Friday, April 19, 2002
Carlisle police prepare to fight cybercrime
Computer crime is the focus of a 16-hour class sponsored by the New England Law Enforcement Council (NEMLEC). Carlisle Detective Scott Barnes is currently taking the class, and will subsequently be temporarily reassigned to the Medford police department for two weeks to do field work with them on current computer crime investigations.
Computer crime encompasses a range of activities including e-mail or instant message threats, stolen identity, credit card fraud and pornography. In a recent interview, Barnes said that the incidence of cybercrime is rising and that the Carlisle police department gets about 10 to 12 calls a month that come under this category of investigation. Within the past two weeks he has beeen involved in the investigation of a case of stolen identity (the use of an existing person's vital statistics and e-mail address to open a new account) and a hijacked home page. Persons committing computer crimes range in age and in skill from high school hackers to "smart criminals who know exactly how to operate and who are tied into organized crime."
Tracking computer crime
Barnes says the investigation of computer crime starts with the local police department. The use of phone lines makes the case also a federal crime. When evidence is gathered and a charge made, federal investigators take over primary investigatory responsibility and the case goes to the superior court. Sentences range from a few months to up to twenty years in prison.
When his phone rings and a resident complains about computer-related crime, Barnes first asks for the e-mail involved. From that he can determine the IP or Internet Protocol, which will enable him to identify the person sending the message, who is often anonymous. With that information he can subpoena the account and request information about it. He will then need a search warrant to go through the computer files to obtain information to present in court. Using that evidence, he can either arrest the perpetrator or request a summons for charge.

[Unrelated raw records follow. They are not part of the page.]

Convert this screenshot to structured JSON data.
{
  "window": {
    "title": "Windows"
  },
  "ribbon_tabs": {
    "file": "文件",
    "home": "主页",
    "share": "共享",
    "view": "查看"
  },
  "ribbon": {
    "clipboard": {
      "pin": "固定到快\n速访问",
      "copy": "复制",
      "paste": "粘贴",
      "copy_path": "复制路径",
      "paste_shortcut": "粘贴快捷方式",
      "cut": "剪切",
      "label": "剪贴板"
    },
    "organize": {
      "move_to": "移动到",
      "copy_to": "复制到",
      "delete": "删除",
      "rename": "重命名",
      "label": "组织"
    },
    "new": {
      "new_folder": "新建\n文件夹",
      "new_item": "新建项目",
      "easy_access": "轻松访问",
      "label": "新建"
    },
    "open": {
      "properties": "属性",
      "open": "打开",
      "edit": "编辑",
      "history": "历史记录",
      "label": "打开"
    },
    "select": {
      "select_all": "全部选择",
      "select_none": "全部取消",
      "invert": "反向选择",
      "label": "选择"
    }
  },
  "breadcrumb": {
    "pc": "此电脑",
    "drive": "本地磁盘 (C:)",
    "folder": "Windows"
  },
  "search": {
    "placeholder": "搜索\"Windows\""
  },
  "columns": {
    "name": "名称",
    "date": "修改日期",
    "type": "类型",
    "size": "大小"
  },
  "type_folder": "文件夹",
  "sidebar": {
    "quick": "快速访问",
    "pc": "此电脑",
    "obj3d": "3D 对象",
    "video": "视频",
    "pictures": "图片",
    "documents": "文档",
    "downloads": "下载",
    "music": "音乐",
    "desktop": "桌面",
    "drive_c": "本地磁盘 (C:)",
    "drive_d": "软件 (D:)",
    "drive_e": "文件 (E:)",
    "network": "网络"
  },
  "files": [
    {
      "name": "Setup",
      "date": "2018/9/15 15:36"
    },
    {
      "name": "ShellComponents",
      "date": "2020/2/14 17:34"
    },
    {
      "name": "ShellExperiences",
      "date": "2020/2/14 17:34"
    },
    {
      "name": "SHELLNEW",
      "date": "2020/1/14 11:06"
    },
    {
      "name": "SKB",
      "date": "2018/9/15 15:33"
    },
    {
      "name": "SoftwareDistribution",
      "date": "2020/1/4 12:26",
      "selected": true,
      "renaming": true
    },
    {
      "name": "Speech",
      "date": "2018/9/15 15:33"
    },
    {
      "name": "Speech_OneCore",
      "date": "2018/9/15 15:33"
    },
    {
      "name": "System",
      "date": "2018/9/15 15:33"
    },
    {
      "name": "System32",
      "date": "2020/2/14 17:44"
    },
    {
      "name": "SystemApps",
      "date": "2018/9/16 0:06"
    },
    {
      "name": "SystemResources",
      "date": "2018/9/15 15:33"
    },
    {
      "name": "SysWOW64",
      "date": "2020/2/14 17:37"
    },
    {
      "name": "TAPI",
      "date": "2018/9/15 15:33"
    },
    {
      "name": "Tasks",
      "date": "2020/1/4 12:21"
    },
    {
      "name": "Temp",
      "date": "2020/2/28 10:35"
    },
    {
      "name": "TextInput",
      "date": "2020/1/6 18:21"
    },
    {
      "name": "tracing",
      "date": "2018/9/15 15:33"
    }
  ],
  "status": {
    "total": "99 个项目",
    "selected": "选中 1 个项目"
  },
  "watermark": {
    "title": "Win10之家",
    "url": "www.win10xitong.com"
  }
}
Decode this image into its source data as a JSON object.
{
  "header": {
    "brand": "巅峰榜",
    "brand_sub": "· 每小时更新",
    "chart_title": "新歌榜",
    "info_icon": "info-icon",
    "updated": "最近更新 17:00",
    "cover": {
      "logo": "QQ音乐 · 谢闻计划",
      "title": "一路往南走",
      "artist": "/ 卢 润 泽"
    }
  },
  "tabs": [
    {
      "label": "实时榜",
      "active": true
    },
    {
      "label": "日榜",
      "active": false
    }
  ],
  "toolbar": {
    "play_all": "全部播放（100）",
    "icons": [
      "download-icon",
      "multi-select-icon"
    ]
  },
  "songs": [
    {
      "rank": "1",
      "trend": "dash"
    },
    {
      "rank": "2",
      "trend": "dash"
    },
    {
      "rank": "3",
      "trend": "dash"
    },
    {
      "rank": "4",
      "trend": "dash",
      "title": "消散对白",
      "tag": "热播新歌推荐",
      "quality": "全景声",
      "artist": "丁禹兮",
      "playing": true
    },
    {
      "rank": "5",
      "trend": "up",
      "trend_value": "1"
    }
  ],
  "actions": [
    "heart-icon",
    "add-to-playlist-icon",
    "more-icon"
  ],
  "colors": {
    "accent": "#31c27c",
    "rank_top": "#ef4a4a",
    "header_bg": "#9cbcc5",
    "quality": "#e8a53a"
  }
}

Advice for computer users who suspect crime.
If there is a suspicion of fraud or pornography, the recipient should always save the e-mail. This enables Barnes to track the usually anonymous sender. Residents who suspect computer crime is occurrng should contact the Carlisle police or Detective Barnes, at 1-978-369-1155. Residents are also advised to monitor their credit records to see if unauthorized use is being made of credit cards or charge accounts.
© 2002 The Carlisle Mosquito